[Entries from a dataset of interfaces]

----------

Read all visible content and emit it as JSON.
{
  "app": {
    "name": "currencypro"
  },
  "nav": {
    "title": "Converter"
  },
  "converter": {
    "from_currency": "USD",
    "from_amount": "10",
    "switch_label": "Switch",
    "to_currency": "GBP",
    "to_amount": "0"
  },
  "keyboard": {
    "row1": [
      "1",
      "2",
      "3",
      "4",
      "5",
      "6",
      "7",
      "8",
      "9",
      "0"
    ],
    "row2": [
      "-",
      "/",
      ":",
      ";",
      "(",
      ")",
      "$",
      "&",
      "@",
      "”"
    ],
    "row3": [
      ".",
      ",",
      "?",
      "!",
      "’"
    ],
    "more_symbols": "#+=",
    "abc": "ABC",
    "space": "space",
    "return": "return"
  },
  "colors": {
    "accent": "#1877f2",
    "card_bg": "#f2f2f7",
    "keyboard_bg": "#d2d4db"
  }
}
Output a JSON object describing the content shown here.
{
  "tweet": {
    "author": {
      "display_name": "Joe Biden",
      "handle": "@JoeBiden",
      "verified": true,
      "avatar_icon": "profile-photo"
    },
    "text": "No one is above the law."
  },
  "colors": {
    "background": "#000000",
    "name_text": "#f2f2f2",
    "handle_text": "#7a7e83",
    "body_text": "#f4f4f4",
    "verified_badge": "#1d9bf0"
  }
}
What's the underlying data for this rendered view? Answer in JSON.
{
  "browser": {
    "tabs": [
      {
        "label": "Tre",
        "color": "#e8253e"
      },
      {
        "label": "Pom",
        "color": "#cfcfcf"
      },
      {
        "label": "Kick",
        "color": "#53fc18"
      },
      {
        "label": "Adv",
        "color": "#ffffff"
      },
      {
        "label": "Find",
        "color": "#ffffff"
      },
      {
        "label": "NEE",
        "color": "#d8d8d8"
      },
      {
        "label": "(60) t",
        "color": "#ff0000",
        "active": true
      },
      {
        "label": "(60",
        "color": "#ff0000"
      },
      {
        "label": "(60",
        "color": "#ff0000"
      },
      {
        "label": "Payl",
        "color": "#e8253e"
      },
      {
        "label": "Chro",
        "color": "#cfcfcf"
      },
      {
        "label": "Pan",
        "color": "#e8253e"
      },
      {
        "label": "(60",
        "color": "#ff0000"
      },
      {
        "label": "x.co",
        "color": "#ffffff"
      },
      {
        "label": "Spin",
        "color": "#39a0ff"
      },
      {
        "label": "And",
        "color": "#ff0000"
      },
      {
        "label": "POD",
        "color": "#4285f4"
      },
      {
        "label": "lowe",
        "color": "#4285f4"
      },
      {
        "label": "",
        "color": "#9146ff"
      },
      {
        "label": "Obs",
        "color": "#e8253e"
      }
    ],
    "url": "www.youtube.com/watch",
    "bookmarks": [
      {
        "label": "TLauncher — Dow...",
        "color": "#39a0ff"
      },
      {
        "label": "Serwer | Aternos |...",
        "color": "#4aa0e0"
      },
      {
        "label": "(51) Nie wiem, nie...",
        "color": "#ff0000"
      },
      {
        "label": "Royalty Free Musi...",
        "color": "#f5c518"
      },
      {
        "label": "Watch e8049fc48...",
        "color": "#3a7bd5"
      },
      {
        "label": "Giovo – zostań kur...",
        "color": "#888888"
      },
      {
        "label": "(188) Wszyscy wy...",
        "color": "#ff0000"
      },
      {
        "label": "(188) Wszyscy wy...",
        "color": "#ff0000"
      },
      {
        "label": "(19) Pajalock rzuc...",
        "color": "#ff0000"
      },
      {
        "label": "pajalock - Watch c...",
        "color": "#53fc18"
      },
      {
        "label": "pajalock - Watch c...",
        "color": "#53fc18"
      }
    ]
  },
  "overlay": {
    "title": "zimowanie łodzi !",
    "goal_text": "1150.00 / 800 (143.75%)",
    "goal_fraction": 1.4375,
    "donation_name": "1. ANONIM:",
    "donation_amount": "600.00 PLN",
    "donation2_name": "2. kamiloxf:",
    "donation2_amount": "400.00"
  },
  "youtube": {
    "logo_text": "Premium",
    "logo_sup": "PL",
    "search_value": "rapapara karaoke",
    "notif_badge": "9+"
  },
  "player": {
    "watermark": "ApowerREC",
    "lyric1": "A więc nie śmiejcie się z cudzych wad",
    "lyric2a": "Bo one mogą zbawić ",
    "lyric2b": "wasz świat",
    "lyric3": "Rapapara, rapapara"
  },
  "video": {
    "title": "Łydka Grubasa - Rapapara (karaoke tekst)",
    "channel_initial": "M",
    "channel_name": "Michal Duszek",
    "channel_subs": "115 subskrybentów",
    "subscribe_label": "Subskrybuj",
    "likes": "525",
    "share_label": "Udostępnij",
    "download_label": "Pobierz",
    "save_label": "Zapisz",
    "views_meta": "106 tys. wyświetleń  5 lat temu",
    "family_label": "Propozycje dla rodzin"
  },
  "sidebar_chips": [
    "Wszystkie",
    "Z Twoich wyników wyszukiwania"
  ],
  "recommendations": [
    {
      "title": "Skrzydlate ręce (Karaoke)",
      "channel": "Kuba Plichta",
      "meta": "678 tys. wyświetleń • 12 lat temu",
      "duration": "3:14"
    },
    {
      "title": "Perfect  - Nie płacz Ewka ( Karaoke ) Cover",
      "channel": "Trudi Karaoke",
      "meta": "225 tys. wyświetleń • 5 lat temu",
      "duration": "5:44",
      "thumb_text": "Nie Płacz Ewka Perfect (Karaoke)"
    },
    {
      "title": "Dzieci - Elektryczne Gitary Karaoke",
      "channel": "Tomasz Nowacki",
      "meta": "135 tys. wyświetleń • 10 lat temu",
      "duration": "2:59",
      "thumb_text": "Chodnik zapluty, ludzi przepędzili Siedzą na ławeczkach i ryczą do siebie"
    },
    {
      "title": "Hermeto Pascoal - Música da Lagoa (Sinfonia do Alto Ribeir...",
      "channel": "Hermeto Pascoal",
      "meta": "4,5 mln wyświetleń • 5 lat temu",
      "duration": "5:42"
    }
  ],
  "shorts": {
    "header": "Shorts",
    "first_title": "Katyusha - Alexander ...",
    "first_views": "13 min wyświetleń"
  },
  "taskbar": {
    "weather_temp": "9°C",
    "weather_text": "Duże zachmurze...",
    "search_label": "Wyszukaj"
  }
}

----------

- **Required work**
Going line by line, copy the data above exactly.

- **Solution to the exercise**
Read all visible content and emit it as JSON.
{
  "app": {
    "name": "currencypro"
  },
  "nav": {
    "title": "Converter"
  },
  "converter": {
    "from_currency": "USD",
    "from_amount": "10",
    "switch_label": "Switch",
    "to_currency": "GBP",
    "to_amount": "0"
  },
  "keyboard": {
    "row1": [
      "1",
      "2",
      "3",
      "4",
      "5",
      "6",
      "7",
      "8",
      "9",
      "0"
    ],
    "row2": [
      "-",
      "/",
      ":",
      ";",
      "(",
      ")",
      "$",
      "&",
      "@",
      "”"
    ],
    "row3": [
      ".",
      ",",
      "?",
      "!",
      "’"
    ],
    "more_symbols": "#+=",
    "abc": "ABC",
    "space": "space",
    "return": "return"
  },
  "colors": {
    "accent": "#1877f2",
    "card_bg": "#f2f2f7",
    "keyboard_bg": "#d2d4db"
  }
}
Output a JSON object describing the content shown here.
{
  "tweet": {
    "author": {
      "display_name": "Joe Biden",
      "handle": "@JoeBiden",
      "verified": true,
      "avatar_icon": "profile-photo"
    },
    "text": "No one is above the law."
  },
  "colors": {
    "background": "#000000",
    "name_text": "#f2f2f2",
    "handle_text": "#7a7e83",
    "body_text": "#f4f4f4",
    "verified_badge": "#1d9bf0"
  }
}
What's the underlying data for this rendered view? Answer in JSON.
{
  "browser": {
    "tabs": [
      {
        "label": "Tre",
        "color": "#e8253e"
      },
      {
        "label": "Pom",
        "color": "#cfcfcf"
      },
      {
        "label": "Kick",
        "color": "#53fc18"
      },
      {
        "label": "Adv",
        "color": "#ffffff"
      },
      {
        "label": "Find",
        "color": "#ffffff"
      },
      {
        "label": "NEE",
        "color": "#d8d8d8"
      },
      {
        "label": "(60) t",
        "color": "#ff0000",
        "active": true
      },
      {
        "label": "(60",
        "color": "#ff0000"
      },
      {
        "label": "(60",
        "color": "#ff0000"
      },
      {
        "label": "Payl",
        "color": "#e8253e"
      },
      {
        "label": "Chro",
        "color": "#cfcfcf"
      },
      {
        "label": "Pan",
        "color": "#e8253e"
      },
      {
        "label": "(60",
        "color": "#ff0000"
      },
      {
        "label": "x.co",
        "color": "#ffffff"
      },
      {
        "label": "Spin",
        "color": "#39a0ff"
      },
      {
        "label": "And",
        "color": "#ff0000"
      },
      {
        "label": "POD",
        "color": "#4285f4"
      },
      {
        "label": "lowe",
        "color": "#4285f4"
      },
      {
        "label": "",
        "color": "#9146ff"
      },
      {
        "label": "Obs",
        "color": "#e8253e"
      }
    ],
    "url": "www.youtube.com/watch",
    "bookmarks": [
      {
        "label": "TLauncher — Dow...",
        "color": "#39a0ff"
      },
      {
        "label": "Serwer | Aternos |...",
        "color": "#4aa0e0"
      },
      {
        "label": "(51) Nie wiem, nie...",
        "color": "#ff0000"
      },
      {
        "label": "Royalty Free Musi...",
        "color": "#f5c518"
      },
      {
        "label": "Watch e8049fc48...",
        "color": "#3a7bd5"
      },
      {
        "label": "Giovo – zostań kur...",
        "color": "#888888"
      },
      {
        "label": "(188) Wszyscy wy...",
        "color": "#ff0000"
      },
      {
        "label": "(188) Wszyscy wy...",
        "color": "#ff0000"
      },
      {
        "label": "(19) Pajalock rzuc...",
        "color": "#ff0000"
      },
      {
        "label": "pajalock - Watch c...",
        "color": "#53fc18"
      },
      {
        "label": "pajalock - Watch c...",
        "color": "#53fc18"
      }
    ]
  },
  "overlay": {
    "title": "zimowanie łodzi !",
    "goal_text": "1150.00 / 800 (143.75%)",
    "goal_fraction": 1.4375,
    "donation_name": "1. ANONIM:",
    "donation_amount": "600.00 PLN",
    "donation2_name": "2. kamiloxf:",
    "donation2_amount": "400.00"
  },
  "youtube": {
    "logo_text": "Premium",
    "logo_sup": "PL",
    "search_value": "rapapara karaoke",
    "notif_badge": "9+"
  },
  "player": {
    "watermark": "ApowerREC",
    "lyric1": "A więc nie śmiejcie się z cudzych wad",
    "lyric2a": "Bo one mogą zbawić ",
    "lyric2b": "wasz świat",
    "lyric3": "Rapapara, rapapara"
  },
  "video": {
    "title": "Łydka Grubasa - Rapapara (karaoke tekst)",
    "channel_initial": "M",
    "channel_name": "Michal Duszek",
    "channel_subs": "115 subskrybentów",
    "subscribe_label": "Subskrybuj",
    "likes": "525",
    "share_label": "Udostępnij",
    "download_label": "Pobierz",
    "save_label": "Zapisz",
    "views_meta": "106 tys. wyświetleń  5 lat temu",
    "family_label": "Propozycje dla rodzin"
  },
  "sidebar_chips": [
    "Wszystkie",
    "Z Twoich wyników wyszukiwania"
  ],
  "recommendations": [
    {
      "title": "Skrzydlate ręce (Karaoke)",
      "channel": "Kuba Plichta",
      "meta": "678 tys. wyświetleń • 12 lat temu",
      "duration": "3:14"
    },
    {
      "title": "Perfect  - Nie płacz Ewka ( Karaoke ) Cover",
      "channel": "Trudi Karaoke",
      "meta": "225 tys. wyświetleń • 5 lat temu",
      "duration": "5:44",
      "thumb_text": "Nie Płacz Ewka Perfect (Karaoke)"
    },
    {
      "title": "Dzieci - Elektryczne Gitary Karaoke",
      "channel": "Tomasz Nowacki",
      "meta": "135 tys. wyświetleń • 10 lat temu",
      "duration": "2:59",
      "thumb_text": "Chodnik zapluty, ludzi przepędzili Siedzą na ławeczkach i ryczą do siebie"
    },
    {
      "title": "Hermeto Pascoal - Música da Lagoa (Sinfonia do Alto Ribeir...",
      "channel": "Hermeto Pascoal",
      "meta": "4,5 mln wyświetleń • 5 lat temu",
      "duration": "5:42"
    }
  ],
  "shorts": {
    "header": "Shorts",
    "first_title": "Katyusha - Alexander ...",
    "first_views": "13 min wyświetleń"
  },
  "taskbar": {
    "weather_temp": "9°C",
    "weather_text": "Duże zachmurze...",
    "search_label": "Wyszukaj"
  }
}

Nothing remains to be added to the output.